(Page and application data records)
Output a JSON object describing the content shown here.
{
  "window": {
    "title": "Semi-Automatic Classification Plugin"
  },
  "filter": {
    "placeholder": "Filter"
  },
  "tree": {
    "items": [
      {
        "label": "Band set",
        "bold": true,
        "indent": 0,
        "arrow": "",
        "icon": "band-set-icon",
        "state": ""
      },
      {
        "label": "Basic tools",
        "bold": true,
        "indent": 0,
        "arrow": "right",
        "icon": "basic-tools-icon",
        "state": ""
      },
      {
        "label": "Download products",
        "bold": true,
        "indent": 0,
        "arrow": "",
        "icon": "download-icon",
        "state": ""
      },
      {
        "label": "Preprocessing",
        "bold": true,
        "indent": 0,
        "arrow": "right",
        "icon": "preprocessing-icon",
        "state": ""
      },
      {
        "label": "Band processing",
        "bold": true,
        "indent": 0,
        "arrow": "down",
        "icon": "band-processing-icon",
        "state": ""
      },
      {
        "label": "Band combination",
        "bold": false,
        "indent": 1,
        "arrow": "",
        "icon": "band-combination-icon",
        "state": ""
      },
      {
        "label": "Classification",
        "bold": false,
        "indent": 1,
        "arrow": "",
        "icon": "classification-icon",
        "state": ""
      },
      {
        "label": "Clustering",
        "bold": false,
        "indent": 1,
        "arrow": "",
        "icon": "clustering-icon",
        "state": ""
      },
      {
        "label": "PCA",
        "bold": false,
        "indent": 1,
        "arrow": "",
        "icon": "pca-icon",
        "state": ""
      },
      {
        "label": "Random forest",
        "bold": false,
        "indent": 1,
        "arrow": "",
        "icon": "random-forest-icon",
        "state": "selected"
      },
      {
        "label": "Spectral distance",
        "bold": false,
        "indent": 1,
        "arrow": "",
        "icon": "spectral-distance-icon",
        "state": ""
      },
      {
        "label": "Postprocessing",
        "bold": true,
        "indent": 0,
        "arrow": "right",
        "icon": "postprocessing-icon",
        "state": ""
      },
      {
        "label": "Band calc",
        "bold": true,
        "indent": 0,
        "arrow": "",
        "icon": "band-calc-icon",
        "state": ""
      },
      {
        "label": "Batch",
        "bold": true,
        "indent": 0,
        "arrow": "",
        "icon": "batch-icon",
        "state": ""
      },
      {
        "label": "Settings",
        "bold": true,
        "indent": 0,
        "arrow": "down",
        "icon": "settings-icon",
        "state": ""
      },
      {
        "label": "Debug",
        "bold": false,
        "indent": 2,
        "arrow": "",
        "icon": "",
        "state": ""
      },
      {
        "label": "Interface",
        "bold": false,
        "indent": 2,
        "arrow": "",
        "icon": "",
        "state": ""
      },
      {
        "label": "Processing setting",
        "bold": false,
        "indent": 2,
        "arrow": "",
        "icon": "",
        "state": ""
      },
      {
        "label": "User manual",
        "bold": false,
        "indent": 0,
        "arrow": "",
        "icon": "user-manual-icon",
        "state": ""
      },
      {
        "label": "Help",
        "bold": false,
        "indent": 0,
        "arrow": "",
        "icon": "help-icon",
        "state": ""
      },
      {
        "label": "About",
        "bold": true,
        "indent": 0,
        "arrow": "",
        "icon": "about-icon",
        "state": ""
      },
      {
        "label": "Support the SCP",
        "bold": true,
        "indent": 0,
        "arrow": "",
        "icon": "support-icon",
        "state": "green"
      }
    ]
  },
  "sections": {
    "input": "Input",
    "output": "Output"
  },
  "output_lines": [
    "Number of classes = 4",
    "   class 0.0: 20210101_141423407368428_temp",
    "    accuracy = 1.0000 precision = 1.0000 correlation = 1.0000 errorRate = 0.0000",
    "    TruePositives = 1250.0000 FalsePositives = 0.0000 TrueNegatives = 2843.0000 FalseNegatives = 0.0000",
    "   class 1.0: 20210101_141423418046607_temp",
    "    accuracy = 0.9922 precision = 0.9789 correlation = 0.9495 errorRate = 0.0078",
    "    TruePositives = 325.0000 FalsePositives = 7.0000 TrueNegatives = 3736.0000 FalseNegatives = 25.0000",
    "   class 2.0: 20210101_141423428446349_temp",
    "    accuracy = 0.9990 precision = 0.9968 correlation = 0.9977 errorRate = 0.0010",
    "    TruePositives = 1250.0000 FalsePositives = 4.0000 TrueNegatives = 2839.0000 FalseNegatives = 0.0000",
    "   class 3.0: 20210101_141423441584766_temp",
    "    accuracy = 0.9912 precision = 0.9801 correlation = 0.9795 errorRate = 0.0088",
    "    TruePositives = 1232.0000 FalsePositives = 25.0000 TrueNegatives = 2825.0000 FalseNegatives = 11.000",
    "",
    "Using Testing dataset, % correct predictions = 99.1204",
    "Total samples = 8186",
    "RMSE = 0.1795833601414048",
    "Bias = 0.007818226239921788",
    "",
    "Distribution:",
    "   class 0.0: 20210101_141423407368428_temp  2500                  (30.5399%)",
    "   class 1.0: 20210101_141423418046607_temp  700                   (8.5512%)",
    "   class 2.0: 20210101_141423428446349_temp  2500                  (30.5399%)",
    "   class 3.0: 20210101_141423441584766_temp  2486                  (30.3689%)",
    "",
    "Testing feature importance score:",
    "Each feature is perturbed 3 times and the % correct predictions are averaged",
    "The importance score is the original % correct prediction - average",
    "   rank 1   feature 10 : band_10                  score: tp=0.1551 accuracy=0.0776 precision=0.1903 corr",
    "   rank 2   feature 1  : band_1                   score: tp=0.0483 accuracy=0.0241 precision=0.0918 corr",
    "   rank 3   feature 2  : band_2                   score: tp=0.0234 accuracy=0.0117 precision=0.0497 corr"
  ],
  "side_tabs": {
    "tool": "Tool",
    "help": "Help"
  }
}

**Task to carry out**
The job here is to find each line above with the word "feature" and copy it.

**Reply to the exercise**
    "Testing feature importance score:",
    "Each feature is perturbed 3 times and the % correct predictions are averaged",
    "   rank 1   feature 10 : band_10                  score: tp=0.1551 accuracy=0.0776 precision=0.1903 corr",
    "   rank 2   feature 1  : band_1                   score: tp=0.0483 accuracy=0.0241 precision=0.0918 corr",
    "   rank 3   feature 2  : band_2                   score: tp=0.0234 accuracy=0.0117 precision=0.0497 corr"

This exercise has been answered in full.